Along the way you'll pass by a thundering waterfall. At the end of the track, hikers may wander deeper into the glacier mass to a height of 1,700m (5,576 ft.), a distance of only 346m (1,135 ft.) above sea level. In summer, the glacier can be seen "pupping" -- that is, giving birth to smaller chunks of ice that fall from the mother lode.

Rides are available from Oldedalen Skysslag (tel. 57-87-68-05), costing NOK200 ($40/£20) for adults and NOK115 ($23/£12) for children, for the 15-minute jaunt.

The best organized tours are conducted by Briksdal Breføring (tel. 57-87-68-00) at the Briksdalsbre Fjellstove at Briksdalsbre, a small hotel. A 3-hour hike on the ice costs NOK350 ($70/£35). In summer, there are five departures a day, beginning at 10am, with the last one setting out at 4pm.

Stryn

Stryn was put on the map by British fishermen coming to catch salmon in its waters back in the 1860s. Since then it has grown and developed into a major resort in the fjord district. The Stryn Sommerskisenter (Summer Ski Center) lies on the Tystigen branch of the Jostedalsbreen. This area offers the country's best summer skiing and is a popular setting for photographers capturing beauties skiing in their bikinis. Its longest run stretches 2,100m (6,888 ft.), with a drop of 518m (1,699 ft.). In addition, some 10km (6 1/4 miles) of cross-country ski tracks are offered. Lift tickets for 1 day cost NOK360 ($72/£36), and ski equipment is available for rent. For more information, call the center at tel. 92-25-83-33.

The road to the ski center, Gamble Strynefjellsvegen, is one of the most dramatic in central Norway, with hairpin curves. It goes past waterfalls, glacier arms, or tongues, and opens onto panoramic vistas at an altitude of 1,139m (3,736 ft.).

Olden

This little resort makes a great launchpad for jaunts to the Briksdal glacier . In town, you can visit Singersamlinga (tel. 57-87-31-06), which displays the artwork of William Henry Singer of Pittsburgh, a famous American millionaire. Singer and his wife, Anna Spencer, spent summers in Olden from 1913 until the late 1930s. He was fond of painting landscapes of western Norway.
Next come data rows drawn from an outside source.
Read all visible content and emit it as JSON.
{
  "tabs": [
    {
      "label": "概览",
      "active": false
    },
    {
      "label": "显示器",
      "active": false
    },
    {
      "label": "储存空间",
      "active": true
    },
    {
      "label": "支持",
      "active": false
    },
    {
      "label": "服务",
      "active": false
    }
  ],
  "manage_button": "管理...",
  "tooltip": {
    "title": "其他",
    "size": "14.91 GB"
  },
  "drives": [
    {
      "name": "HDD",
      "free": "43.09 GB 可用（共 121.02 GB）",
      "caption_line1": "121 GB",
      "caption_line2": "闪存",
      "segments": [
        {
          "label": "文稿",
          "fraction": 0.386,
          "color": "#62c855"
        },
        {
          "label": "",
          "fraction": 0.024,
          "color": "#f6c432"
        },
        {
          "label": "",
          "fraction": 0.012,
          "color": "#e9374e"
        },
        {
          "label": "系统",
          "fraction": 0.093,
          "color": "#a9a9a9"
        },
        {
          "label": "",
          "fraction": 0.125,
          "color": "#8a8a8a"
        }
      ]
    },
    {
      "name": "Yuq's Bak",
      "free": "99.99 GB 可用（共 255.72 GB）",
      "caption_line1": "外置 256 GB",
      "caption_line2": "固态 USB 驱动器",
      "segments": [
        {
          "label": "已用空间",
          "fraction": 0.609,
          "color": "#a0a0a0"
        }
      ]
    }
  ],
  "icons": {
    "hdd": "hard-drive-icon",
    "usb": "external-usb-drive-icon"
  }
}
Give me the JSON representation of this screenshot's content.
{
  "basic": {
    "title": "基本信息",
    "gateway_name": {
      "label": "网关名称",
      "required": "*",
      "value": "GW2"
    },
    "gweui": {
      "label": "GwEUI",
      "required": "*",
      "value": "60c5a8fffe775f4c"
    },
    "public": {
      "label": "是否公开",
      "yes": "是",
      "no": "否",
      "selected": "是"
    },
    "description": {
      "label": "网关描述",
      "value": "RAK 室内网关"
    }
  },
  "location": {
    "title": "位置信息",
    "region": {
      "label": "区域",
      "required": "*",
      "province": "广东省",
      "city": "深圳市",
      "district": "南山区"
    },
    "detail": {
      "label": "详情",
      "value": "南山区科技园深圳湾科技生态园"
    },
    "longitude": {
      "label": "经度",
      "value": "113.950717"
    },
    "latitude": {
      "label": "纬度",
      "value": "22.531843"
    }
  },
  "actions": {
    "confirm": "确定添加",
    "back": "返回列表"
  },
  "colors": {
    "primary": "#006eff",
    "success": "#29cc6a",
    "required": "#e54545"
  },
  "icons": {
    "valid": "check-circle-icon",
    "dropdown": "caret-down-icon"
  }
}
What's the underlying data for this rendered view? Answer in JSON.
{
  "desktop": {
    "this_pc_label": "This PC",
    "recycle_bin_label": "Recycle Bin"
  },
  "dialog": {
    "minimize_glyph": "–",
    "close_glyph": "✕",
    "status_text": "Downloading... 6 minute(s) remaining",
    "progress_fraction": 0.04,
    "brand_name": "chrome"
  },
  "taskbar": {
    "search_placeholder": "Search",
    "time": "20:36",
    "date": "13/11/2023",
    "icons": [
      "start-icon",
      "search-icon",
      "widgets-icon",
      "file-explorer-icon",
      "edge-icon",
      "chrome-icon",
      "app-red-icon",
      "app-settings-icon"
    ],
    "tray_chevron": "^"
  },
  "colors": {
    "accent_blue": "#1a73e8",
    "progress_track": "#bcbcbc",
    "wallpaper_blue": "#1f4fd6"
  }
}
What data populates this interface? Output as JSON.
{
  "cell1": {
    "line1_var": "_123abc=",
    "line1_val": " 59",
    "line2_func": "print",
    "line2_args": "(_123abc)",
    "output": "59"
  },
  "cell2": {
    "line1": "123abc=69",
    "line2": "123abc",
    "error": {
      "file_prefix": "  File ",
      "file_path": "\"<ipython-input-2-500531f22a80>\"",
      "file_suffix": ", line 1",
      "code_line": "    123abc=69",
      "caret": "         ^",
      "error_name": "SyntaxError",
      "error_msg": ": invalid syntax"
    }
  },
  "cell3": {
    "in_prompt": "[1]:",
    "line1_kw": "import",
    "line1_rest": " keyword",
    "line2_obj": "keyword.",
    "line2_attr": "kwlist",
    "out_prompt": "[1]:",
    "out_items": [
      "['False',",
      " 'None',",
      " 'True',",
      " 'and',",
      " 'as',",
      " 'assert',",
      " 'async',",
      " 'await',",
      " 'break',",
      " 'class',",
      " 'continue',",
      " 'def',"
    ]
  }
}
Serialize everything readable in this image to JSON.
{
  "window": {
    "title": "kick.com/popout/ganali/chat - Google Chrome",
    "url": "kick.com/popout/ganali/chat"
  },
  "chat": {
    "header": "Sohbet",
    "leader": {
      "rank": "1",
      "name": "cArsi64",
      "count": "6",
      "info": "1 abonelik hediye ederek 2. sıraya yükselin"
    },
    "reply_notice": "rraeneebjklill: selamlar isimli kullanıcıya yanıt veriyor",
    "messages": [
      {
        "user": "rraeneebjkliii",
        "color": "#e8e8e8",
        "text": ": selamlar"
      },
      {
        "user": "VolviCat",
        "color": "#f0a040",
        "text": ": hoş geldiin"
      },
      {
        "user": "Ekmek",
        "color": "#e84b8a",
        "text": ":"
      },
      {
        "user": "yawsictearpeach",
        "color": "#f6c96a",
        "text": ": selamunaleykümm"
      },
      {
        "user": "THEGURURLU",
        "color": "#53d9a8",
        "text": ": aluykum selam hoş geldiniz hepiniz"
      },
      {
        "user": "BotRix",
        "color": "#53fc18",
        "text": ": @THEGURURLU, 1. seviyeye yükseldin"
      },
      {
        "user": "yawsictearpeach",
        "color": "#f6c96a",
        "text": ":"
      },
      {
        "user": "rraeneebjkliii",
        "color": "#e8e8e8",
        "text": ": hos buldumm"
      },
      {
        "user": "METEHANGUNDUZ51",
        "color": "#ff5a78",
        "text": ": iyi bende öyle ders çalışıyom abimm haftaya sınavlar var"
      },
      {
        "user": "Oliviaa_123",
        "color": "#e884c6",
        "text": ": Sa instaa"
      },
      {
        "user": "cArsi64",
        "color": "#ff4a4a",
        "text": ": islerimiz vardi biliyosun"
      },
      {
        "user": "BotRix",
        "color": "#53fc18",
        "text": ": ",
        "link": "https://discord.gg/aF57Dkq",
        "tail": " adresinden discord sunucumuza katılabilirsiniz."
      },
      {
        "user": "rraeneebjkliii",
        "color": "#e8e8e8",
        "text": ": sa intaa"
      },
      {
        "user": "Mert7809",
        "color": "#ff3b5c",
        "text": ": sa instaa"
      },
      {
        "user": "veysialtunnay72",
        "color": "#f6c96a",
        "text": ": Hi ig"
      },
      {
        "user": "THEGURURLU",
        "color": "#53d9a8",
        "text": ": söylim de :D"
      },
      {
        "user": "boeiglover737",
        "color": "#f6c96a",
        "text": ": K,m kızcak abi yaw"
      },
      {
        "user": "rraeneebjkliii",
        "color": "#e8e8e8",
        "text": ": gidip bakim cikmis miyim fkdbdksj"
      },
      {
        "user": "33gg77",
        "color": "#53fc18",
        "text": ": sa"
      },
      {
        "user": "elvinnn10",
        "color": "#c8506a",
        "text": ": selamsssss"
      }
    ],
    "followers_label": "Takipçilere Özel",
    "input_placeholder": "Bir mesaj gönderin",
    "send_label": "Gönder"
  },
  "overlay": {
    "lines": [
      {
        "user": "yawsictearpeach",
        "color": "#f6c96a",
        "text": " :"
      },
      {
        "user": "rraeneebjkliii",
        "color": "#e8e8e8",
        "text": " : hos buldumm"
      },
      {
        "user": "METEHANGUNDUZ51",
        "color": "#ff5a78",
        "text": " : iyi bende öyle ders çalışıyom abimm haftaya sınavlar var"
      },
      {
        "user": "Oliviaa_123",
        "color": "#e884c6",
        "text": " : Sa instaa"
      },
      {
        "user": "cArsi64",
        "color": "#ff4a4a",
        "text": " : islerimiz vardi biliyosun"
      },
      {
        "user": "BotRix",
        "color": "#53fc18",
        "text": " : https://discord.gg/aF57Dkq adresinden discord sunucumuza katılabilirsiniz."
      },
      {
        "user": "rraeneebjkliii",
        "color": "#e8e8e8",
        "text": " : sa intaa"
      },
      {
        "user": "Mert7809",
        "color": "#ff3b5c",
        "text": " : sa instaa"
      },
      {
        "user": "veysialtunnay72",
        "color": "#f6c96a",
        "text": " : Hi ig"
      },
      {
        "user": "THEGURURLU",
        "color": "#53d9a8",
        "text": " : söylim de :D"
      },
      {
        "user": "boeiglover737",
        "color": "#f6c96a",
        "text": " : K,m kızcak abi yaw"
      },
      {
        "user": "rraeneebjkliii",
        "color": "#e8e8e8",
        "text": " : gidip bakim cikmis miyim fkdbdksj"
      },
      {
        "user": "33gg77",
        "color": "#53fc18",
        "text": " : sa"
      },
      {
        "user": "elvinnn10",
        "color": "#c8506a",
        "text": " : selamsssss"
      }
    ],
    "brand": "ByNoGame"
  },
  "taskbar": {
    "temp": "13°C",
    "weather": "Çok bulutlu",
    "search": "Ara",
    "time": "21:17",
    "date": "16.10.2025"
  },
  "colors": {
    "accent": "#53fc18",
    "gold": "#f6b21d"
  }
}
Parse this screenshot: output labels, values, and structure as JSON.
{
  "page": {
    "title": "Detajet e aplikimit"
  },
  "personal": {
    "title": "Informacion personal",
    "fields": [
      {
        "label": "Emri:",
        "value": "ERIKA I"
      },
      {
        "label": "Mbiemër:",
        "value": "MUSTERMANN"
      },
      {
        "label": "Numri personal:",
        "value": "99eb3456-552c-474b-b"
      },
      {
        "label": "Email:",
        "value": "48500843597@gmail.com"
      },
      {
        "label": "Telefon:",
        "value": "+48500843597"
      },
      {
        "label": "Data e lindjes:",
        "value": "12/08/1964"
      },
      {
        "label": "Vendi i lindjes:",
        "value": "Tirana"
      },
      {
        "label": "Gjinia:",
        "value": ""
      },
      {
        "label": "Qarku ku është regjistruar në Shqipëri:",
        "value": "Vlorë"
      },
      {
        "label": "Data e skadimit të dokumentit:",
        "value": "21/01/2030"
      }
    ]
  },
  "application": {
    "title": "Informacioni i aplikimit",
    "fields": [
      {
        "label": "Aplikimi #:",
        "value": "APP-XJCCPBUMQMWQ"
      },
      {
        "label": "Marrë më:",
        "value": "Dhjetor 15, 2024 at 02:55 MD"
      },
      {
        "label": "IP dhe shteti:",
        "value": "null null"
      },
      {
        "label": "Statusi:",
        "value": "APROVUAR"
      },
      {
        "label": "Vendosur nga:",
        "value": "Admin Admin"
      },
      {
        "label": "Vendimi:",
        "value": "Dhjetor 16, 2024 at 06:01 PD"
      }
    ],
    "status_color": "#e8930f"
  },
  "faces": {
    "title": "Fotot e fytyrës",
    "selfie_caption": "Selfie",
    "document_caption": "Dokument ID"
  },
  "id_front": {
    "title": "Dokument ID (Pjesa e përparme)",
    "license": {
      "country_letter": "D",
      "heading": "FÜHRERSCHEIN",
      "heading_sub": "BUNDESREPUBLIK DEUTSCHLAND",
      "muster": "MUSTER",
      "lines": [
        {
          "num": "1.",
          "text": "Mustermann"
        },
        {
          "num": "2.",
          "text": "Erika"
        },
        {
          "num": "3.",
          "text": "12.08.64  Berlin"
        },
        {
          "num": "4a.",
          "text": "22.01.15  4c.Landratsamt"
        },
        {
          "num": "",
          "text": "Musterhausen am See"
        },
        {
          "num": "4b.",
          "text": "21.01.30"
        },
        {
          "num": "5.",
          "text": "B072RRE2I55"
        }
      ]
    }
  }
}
The house can be visited by appointment by calling tel. 57-87-31-06. The cost is NOK40 ($8/£4) for adults, or NOK20 ($4/£2) for children.

Loen

A small fjord farming hamlet, this is a summer resort with many outdoor pursuits. It is also the site of some of the best accommodations in the area.

From Loen you can take one of the most scenic trips in the area to the beautiful Kjenndal Glacier, lying 17km (11 miles) along a glacial lake, the Lovatnet. This is the least visited of the glaciers.

You can take a boat, the Kjenndal, going up Lovatnet from Sande and costing NOK200 ($40/£20) per person, including a return bus from the Kjenndalstova Kafe (tel. 91-84-87-67), a cafe-restaurant with some of the most panoramic views of the area. The cafe is close to the Kjenndal Glacier, so you can soak in the backdrop of cascading waterfalls as you enjoy your freshly caught trout. Closed October to April. From the cafe, it's a 2km (1 1/4-mile) hike to the glacier's face.

Boats depart Sande from June to August, leaving daily at 10:30am.

Note: This information was accurate when it was published, but can change without notice. Please be sure to confirm all rates and details directly with the companies in question before planning your trip.